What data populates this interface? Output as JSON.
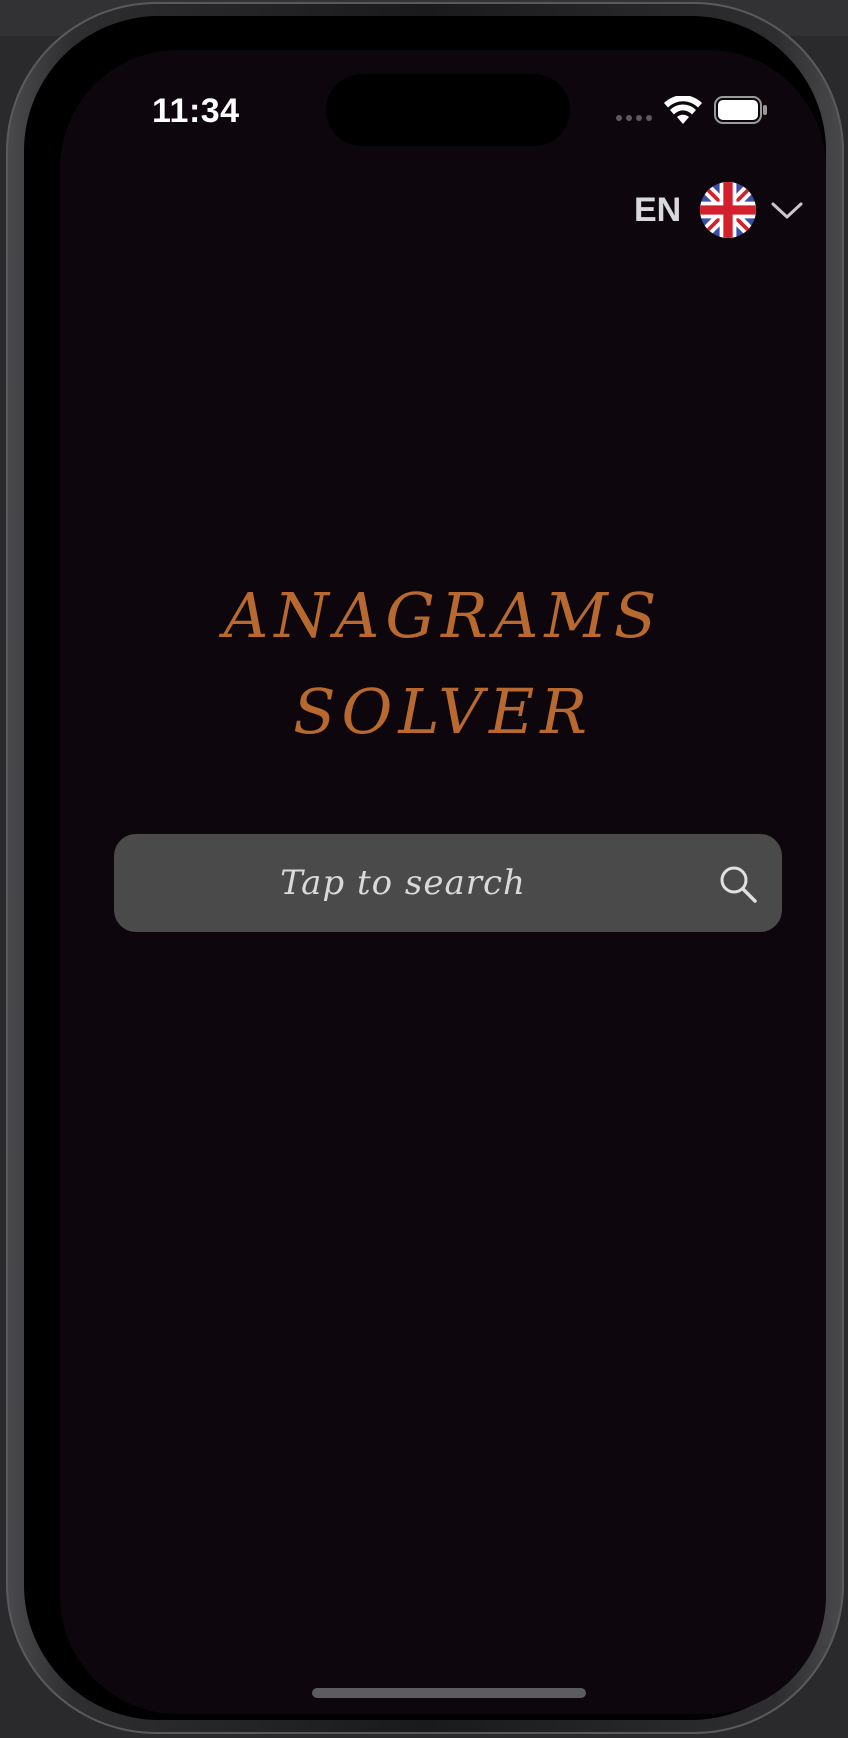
{
  "status_bar": {
    "time": "11:34",
    "wifi_icon": "wifi-icon",
    "battery_icon": "battery-icon"
  },
  "language": {
    "code": "EN",
    "flag_icon": "uk-flag-icon",
    "chevron_icon": "chevron-down-icon"
  },
  "title": {
    "line1": "ANAGRAMS",
    "line2": "SOLVER",
    "color": "#b8692f"
  },
  "search": {
    "placeholder": "Tap to search",
    "icon": "search-icon",
    "background": "#4a4a4a"
  },
  "colors": {
    "screen_background": "#0d070d",
    "accent": "#b8692f"
  }
}
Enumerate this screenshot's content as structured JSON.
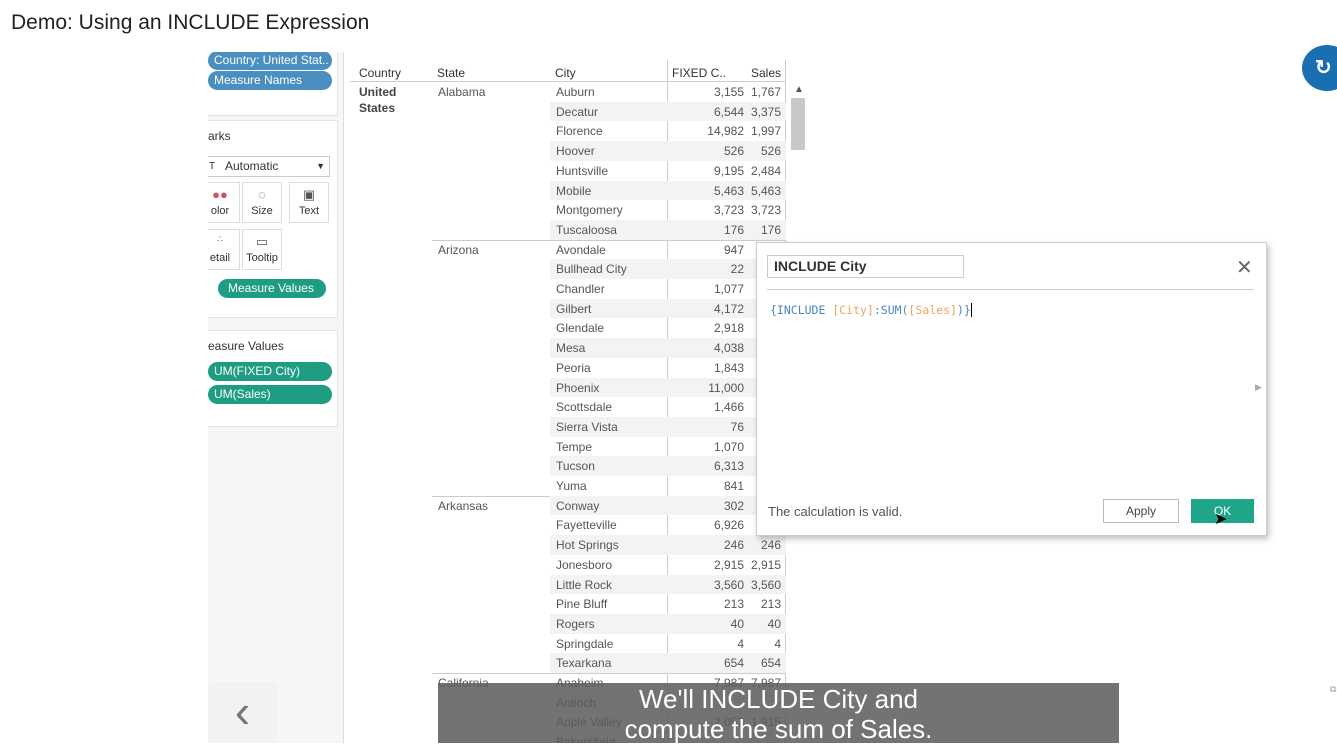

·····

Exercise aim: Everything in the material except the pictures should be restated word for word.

Written answer:
What data populates this interface? Output as JSON.
{
  "status_bar": {
    "time": "11:34",
    "wifi_icon": "wifi-icon",
    "battery_icon": "battery-icon"
  },
  "language": {
    "code": "EN",
    "flag_icon": "uk-flag-icon",
    "chevron_icon": "chevron-down-icon"
  },
  "title": {
    "line1": "ANAGRAMS",
    "line2": "SOLVER",
    "color": "#b8692f"
  },
  "search": {
    "placeholder": "Tap to search",
    "icon": "search-icon",
    "background": "#4a4a4a"
  },
  "colors": {
    "screen_background": "#0d070d",
    "accent": "#b8692f"
  }
}
Enumerate this screenshot's content as structured JSON.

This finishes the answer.